I have a month to month lease for my small business. Nothing is in writing as there have been two new owners to the property since I first signed a lease more than ten years ago. The current ownership group indicated they may be planning on cancel...
If your original lease has not yet expired, it is likely still in effect. The change of owners does not normally terminate a lease; instead, the new owner steps into the shoes of the old owner with respect to any existing lease agreements. In general, a month-to-month lease is in effect if you pay your rent monthly and there is no written lease in effect. Under this type of commercial lease, you normally are entitile to 30 days' notice of termination, assuming you are current in payment of the rent, and are not otherwise in breach of your duties as a tenant (ie, you have not caused damage to the premises, you comply with landlord rules, etc.) Verbal notification is technically sufficient, but is alway subject to dispute, so landlords rarely rely on a mere verbal notice.See question
I own a home with my ex. I moved out last March. He has not paid the mortgage for 9 months. His girlfriend moved in December. They still have not paid the mortgage. Do I have any rights to protect my credit? I do not want the house. Can I make hi...
Based on the information stated in your question, it appears you do NOT have any rights to protect your credit. Apparently your ex got the house in the divorce, but the lender is always free to ignore what the divorce court ordered, and the lender can pursue collection against any of the orginial parties who signed on the loan. In the course of your divorce, there should have been some resolution of the mortgage. Typically a divorce court would order that the house be sold or refinanced within a certain period. If there was no such ruling, its up to you to negotiate with your ex, to persuade him to sell or refinance. If protecting your credit is a high priority, you may want to offer a financial incentive to your ex (ie, payment of money).See question
my dad died and left everything to an ex-wife, should I contest the will?
Generally any interested party can contest a will. The question is, will you succeed? It is rare to have a will declared invalid, especially if the will was prepared by an attorney (as opposed to a will prepared by the testator or by any non-attorney). Also, a will contest can be a long, expensive process. Children generally have no right to prevent their parents from dis-inheriting them. Thus, a successful challenge to your father's will must establish a legal basis for declaring it invalid, such as undue influence, fraud, lack of capacity, or failure to comply with formalities regarding the will itself (it must be a written document, dated, signed by the testator, witnessed by 2 witnesses, etc.)See question
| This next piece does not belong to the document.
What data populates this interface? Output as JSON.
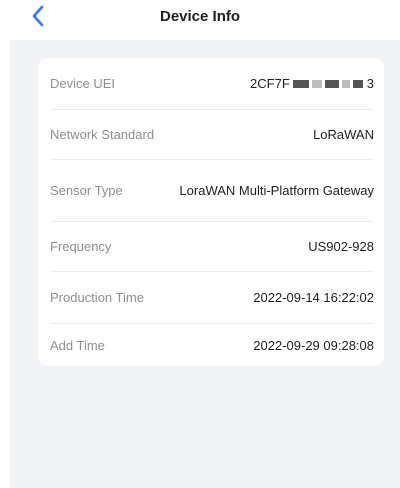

Both of my children were left money by their grandmother. There was an amount to be given to each as well as that it was to be given to them when they turn 25. This is my ex-husbands mother. My children think their father spent the money that w...
There is no universal right to see someone's will, even after that person is deceased. It is up to the testator (the person signing the will) to disseminate copies of the will to all intended parties while the testator is alive, and to leave the original of the will with a responsible party who will see that it is filed with the court after death, if necessary. Once the probate process is begun (normally initiated by the person named in the will as executor), the will becomes public record and is available for the public to inspect. Normally, the executor or attorney assisting the executor sends out the will, or at least a notice of the probate, to all beneficiaries mentioned in the will, and to all heirs who would inherit in the absence of a valid will.See question